Title Willows and Energy Grass Collection
Status Completed
Energy Categories RENEWABLE ENERGY SOURCES(Bio-Energy, Other bio-energy) 100%;
Research Types Basic and strategic applied research 100%
Science and Technology Fields BIOLOGICAL AND AGRICULTURAL SCIENCES (Biological Sciences) 50%;
BIOLOGICAL AND AGRICULTURAL SCIENCES (Agriculture, Veterinary and Food Science) 50%;
UKERC Cross Cutting Characterisation Not Cross-cutting 100%
Principal Investigator Dr A (Angela ) Karp
No email address given
Agro-Ecology
Rothamsted Research
Award Type Institute Project
Funding Source BBSRC
Start Date 01 April 2008
End Date 31 March 2012
Duration 48 months
Total Grant Value £138,668
Industrial Sectors Pharmaceuticals and Biotechnology
Region East of England
Programme
 
Investigators Principal Investigator Dr A (Angela ) Karp , Agro-Ecology, Rothamsted Research (99.999%)
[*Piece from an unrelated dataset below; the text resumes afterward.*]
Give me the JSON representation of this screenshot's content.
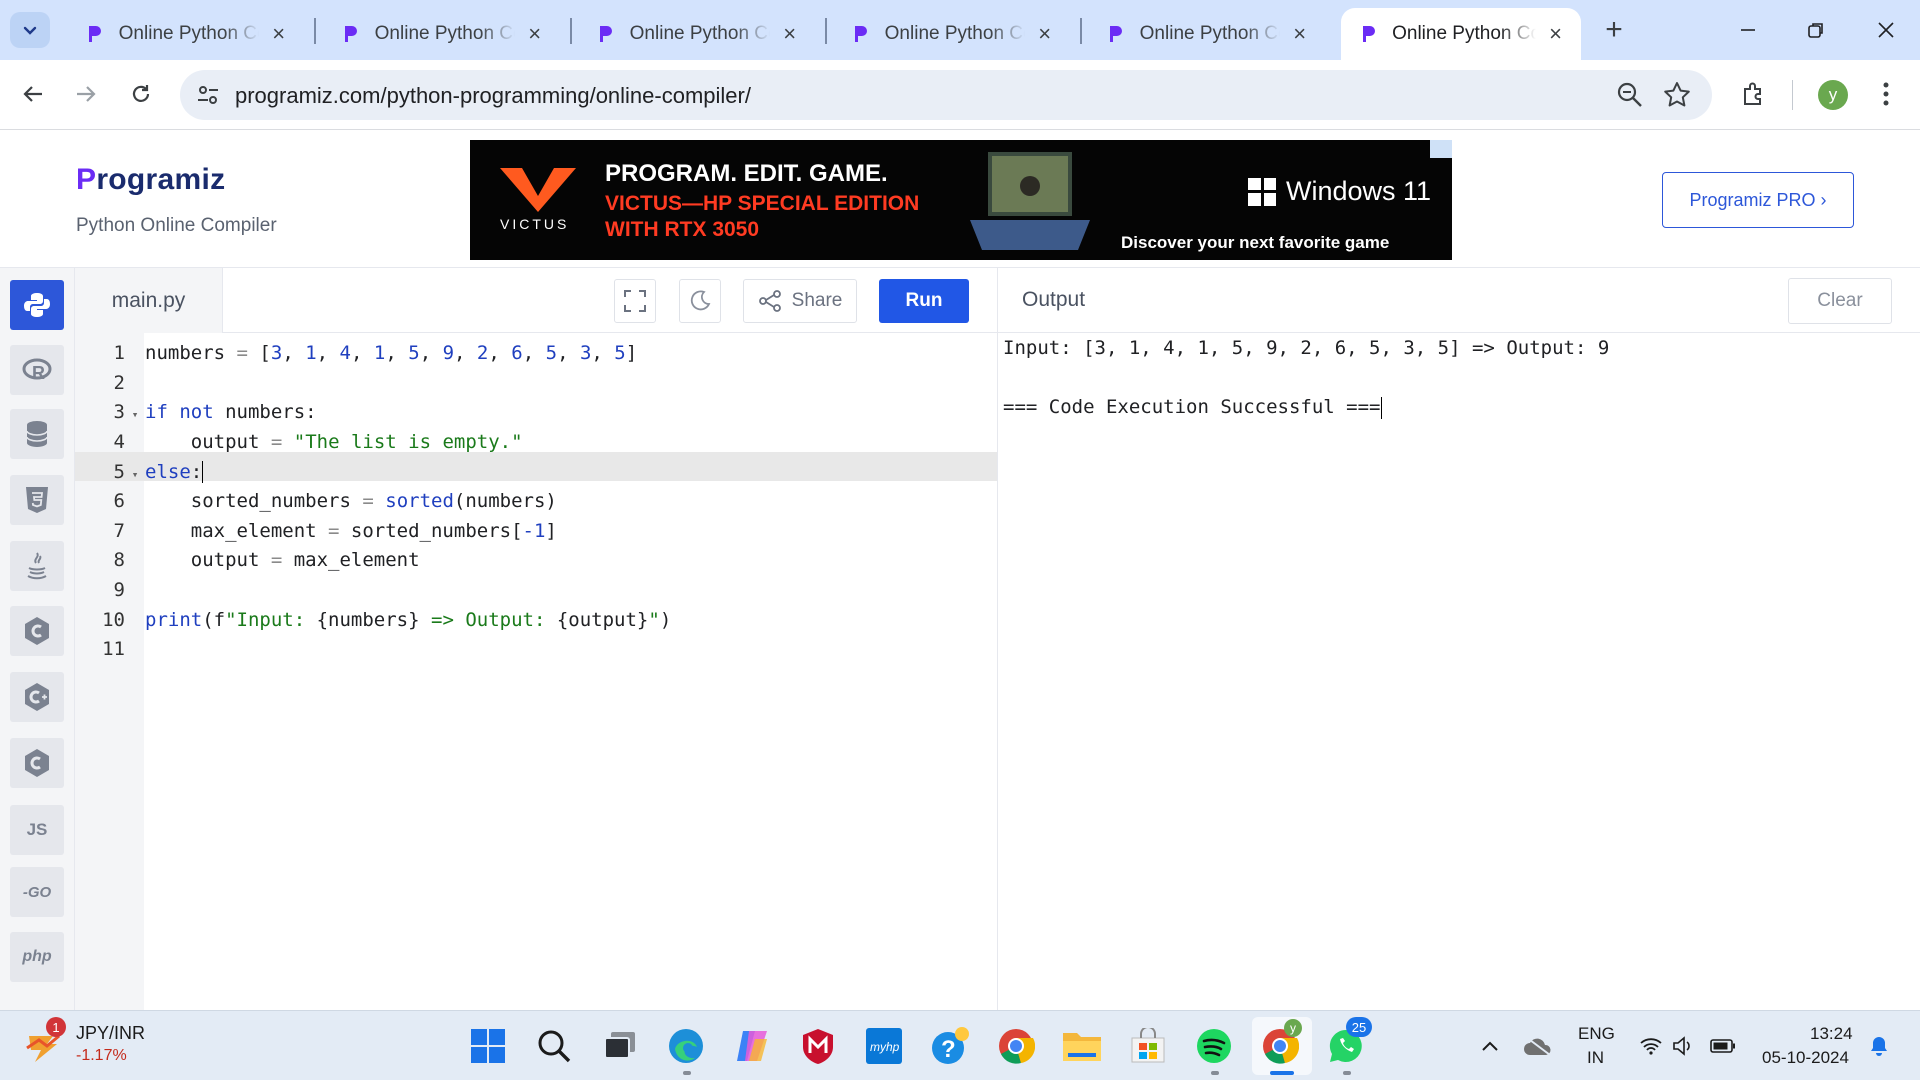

  Other Investigator Dr I (Ian ) Shield , Plant and Invertebrate Ecology Division, Rothamsted Research (0.001%)
Web Site
Objectives Objectives not supplied
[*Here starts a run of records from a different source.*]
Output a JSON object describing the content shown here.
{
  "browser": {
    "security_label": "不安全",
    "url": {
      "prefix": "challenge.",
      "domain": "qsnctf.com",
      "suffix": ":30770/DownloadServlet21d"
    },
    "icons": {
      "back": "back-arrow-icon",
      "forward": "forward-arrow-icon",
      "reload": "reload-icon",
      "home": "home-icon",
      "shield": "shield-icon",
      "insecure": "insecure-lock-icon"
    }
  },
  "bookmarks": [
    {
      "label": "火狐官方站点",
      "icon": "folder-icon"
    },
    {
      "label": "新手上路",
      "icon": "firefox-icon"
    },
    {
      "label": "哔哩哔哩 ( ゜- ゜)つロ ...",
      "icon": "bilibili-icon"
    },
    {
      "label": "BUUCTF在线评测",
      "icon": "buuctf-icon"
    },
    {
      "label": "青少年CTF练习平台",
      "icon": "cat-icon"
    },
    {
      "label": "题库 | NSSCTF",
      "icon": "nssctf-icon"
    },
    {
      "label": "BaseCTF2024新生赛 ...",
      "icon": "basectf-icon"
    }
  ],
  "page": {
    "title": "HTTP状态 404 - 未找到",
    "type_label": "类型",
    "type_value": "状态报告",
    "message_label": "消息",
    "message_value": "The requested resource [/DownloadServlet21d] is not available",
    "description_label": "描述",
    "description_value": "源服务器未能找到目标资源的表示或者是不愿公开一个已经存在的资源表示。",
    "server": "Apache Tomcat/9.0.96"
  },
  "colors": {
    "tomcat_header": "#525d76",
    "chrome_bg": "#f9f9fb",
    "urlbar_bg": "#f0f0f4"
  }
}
Abstract Short rotation coppice willow is already being grown as an energy crop in parts of the UK but crop breeding has the potential to greatly improve yields, making it economically viable for a much wider range of growers. Rothamsted's research on bio energy is aimed at helping to bring about these improvements. Central to this work is a unique resource; the National Willows Collection. This is a repository for willow germplasm, set up in the 1920s as a way of conserving varieties which were being lost when rural crafts such as basket and hurdle-making declined. Today it is maintained on the Rothamsted farm and contains around 1,300 accessions. It forms the basic resource for the Defra funded 'Begin' programme (Improving short rotation coppice through breeding and genomics) and a significant resource for the EraNet project (Targeted breeding of a European SRC willow crop for diverse environments and future climates) and the BBSRC Crop Science Initiative project 'Accelerating breeding for biomass yield in short rotation coppice willow by exploiting knowledge of shoot development in Arabidopsis'. Research on perennial grasses at Rothamsted began in 1992 and has identified two grass species with good potential for biomass production in the UK: miscanthus and switchgrass, neither of which has any serious pest or disease problems identified yet. Using these grass experiments, research is looking into 2 key areas: 1) How long can a grass stand maintain productivity? Rothamsted's long term miscanthus plots (planted 1993 and 1997) and switchgrass plots (planted 1998) are now some of the oldest in Europe and show annual productivity remaining on the asymptote. 2) What are the changes that occur in the soils beneath such novel crops? This is being investigated in a new project, 'Assessment of the impact of Bio fuel Crops on the physical distribution of Soil Organic'.
Publications (none)
Final Report (none)
Added to Database 30/09/13